- [Excerpted records]
^^^^^^^^^^^^^^^^

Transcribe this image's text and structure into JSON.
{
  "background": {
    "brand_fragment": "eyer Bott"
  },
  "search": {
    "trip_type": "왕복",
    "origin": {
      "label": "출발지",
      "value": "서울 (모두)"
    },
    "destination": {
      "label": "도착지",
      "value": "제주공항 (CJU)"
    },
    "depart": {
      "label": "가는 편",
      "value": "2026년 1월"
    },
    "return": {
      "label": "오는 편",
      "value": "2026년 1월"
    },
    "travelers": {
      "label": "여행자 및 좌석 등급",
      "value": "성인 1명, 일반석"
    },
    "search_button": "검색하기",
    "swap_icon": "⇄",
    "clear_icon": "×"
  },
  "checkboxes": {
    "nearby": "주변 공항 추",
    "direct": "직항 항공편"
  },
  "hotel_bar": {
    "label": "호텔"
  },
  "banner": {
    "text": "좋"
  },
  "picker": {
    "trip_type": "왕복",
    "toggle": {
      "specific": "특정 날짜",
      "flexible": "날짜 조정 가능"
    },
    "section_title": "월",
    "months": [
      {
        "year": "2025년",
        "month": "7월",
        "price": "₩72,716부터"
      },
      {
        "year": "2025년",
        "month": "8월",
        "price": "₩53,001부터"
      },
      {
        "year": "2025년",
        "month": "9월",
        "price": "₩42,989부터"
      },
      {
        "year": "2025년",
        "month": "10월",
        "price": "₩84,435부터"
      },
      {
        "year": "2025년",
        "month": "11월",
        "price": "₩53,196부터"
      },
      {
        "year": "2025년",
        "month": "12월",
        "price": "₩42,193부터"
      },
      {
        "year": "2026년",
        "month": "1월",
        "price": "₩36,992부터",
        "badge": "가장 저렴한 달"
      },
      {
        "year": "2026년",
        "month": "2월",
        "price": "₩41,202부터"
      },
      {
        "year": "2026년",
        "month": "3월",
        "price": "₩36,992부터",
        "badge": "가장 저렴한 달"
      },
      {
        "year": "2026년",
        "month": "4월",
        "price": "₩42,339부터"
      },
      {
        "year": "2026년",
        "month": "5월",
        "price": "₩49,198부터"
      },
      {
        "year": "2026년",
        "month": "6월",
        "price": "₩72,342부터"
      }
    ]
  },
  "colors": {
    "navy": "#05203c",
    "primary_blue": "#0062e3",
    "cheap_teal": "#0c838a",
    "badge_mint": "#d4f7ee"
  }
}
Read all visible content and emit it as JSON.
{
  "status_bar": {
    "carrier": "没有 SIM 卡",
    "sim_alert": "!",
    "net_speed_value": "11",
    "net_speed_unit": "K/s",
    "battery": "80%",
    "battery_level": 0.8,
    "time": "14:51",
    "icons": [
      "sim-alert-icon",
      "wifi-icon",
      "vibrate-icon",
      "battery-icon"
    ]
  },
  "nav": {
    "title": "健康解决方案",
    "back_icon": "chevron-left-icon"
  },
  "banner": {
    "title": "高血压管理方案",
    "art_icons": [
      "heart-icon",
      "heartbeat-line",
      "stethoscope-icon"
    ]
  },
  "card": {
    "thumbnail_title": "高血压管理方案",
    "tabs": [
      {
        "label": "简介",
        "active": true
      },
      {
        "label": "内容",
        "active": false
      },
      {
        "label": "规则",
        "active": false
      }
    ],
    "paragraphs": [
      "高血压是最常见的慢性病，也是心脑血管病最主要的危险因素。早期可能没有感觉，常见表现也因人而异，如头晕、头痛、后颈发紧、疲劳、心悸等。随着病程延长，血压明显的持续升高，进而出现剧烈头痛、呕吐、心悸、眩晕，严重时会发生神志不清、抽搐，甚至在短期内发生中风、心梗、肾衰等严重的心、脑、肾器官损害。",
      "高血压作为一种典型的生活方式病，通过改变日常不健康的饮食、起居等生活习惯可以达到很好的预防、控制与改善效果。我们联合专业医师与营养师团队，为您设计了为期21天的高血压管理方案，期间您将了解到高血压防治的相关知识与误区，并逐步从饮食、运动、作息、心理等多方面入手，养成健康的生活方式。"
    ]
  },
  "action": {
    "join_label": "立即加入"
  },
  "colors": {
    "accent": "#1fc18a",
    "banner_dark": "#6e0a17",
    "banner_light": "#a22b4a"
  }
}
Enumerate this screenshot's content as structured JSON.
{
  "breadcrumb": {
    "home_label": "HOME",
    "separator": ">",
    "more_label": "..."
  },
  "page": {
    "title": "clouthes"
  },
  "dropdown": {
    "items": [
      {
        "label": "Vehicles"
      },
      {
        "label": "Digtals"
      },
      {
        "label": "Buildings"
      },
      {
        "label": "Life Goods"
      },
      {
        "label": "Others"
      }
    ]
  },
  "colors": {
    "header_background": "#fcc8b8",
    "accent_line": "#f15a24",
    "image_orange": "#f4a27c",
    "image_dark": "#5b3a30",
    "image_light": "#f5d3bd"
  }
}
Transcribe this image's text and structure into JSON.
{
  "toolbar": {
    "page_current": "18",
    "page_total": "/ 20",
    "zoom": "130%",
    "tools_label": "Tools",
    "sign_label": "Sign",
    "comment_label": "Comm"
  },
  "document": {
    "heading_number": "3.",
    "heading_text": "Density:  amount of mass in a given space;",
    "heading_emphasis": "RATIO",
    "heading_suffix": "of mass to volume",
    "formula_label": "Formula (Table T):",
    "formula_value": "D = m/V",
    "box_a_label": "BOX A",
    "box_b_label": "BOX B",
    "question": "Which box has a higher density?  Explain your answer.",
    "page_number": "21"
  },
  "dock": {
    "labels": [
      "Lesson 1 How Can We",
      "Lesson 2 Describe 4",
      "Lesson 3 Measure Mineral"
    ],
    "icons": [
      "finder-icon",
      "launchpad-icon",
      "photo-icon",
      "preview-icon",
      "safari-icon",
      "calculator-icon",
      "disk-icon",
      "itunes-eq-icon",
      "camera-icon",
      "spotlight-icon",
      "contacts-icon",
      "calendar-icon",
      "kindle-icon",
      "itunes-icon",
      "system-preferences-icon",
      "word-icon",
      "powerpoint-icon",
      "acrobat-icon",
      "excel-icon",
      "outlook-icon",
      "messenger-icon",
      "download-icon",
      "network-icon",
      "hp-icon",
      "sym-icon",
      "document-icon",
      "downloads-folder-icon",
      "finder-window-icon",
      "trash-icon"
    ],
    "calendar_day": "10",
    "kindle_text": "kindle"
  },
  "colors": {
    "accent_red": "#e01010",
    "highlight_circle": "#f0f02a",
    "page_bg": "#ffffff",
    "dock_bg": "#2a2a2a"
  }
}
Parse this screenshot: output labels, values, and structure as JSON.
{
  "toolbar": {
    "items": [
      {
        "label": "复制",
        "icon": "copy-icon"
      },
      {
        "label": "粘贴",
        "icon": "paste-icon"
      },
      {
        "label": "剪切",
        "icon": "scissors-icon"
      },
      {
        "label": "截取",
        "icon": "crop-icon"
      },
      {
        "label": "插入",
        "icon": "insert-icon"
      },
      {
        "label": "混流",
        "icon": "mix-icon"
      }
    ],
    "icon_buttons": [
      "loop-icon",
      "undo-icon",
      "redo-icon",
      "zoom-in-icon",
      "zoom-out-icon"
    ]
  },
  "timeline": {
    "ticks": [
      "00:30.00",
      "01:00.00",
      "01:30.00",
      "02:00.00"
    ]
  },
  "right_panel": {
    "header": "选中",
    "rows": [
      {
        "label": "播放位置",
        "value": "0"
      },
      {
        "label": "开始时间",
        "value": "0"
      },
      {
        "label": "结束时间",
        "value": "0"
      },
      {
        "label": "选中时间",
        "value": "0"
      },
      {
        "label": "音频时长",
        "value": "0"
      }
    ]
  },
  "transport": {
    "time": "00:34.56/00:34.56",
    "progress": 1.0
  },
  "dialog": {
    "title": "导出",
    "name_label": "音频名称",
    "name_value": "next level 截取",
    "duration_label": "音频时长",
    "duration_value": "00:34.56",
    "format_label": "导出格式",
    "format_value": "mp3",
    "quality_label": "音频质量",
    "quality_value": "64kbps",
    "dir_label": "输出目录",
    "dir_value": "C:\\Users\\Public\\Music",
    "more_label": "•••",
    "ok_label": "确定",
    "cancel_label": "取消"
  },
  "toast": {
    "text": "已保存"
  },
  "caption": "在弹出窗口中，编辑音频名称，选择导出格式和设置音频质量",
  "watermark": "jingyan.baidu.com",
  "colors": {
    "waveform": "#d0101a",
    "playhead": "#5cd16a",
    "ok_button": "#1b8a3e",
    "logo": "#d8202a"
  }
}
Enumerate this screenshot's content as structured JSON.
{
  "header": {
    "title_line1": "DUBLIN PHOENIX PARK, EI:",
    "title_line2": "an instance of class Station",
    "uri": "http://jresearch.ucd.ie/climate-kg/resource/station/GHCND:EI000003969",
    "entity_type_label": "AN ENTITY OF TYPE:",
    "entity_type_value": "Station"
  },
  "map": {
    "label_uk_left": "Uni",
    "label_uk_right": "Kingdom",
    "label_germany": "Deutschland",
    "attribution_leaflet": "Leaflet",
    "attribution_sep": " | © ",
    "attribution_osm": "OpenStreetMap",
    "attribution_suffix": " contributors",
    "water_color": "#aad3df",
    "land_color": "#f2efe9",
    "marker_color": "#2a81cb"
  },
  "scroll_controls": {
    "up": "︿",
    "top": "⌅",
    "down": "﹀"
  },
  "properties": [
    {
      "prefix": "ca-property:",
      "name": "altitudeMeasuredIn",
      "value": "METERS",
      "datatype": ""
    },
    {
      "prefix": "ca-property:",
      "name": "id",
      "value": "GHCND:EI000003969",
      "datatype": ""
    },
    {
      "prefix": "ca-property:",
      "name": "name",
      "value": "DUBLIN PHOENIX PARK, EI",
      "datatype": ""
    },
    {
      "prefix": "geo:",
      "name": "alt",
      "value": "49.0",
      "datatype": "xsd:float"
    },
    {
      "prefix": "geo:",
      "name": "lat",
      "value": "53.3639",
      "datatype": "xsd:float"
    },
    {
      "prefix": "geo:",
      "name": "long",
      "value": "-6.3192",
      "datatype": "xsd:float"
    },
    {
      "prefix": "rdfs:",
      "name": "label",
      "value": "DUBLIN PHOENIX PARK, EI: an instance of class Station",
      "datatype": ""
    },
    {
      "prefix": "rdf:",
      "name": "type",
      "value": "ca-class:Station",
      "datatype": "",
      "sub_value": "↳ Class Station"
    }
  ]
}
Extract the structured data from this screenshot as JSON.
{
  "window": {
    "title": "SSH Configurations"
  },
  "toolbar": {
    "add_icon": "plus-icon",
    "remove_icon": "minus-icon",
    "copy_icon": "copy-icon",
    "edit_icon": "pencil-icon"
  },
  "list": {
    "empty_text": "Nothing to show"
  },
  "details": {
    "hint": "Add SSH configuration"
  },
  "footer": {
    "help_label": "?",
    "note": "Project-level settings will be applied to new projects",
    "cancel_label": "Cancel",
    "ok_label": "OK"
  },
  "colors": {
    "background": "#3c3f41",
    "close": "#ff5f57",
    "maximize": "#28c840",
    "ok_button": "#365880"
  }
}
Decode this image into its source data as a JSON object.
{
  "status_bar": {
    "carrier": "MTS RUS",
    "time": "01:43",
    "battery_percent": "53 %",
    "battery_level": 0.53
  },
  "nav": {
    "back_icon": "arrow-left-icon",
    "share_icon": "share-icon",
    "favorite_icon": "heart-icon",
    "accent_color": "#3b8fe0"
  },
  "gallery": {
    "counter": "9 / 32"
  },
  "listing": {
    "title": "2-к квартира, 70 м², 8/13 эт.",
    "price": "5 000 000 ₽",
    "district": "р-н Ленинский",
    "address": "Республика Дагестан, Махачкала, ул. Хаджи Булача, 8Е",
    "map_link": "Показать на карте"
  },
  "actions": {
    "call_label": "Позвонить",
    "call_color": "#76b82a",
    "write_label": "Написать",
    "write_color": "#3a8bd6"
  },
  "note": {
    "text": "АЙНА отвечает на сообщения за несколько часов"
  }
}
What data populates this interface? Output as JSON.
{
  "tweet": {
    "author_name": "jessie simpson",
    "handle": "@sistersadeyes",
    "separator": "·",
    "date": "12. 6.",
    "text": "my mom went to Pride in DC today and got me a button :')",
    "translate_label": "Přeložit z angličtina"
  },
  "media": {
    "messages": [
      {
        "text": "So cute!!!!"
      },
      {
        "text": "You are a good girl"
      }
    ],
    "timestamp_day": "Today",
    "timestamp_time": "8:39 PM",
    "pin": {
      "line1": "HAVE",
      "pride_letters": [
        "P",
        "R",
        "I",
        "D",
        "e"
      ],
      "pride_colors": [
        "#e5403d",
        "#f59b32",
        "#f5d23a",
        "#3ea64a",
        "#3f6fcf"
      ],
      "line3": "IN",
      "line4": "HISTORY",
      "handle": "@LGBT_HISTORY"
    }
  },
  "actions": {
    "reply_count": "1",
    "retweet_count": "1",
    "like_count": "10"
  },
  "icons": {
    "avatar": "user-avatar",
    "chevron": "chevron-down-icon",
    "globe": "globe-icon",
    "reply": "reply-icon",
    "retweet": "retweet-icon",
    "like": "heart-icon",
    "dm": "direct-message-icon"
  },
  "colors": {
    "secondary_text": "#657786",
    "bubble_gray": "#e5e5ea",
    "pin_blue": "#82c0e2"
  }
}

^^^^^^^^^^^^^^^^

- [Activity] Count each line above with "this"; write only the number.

- [Exercise solution] 8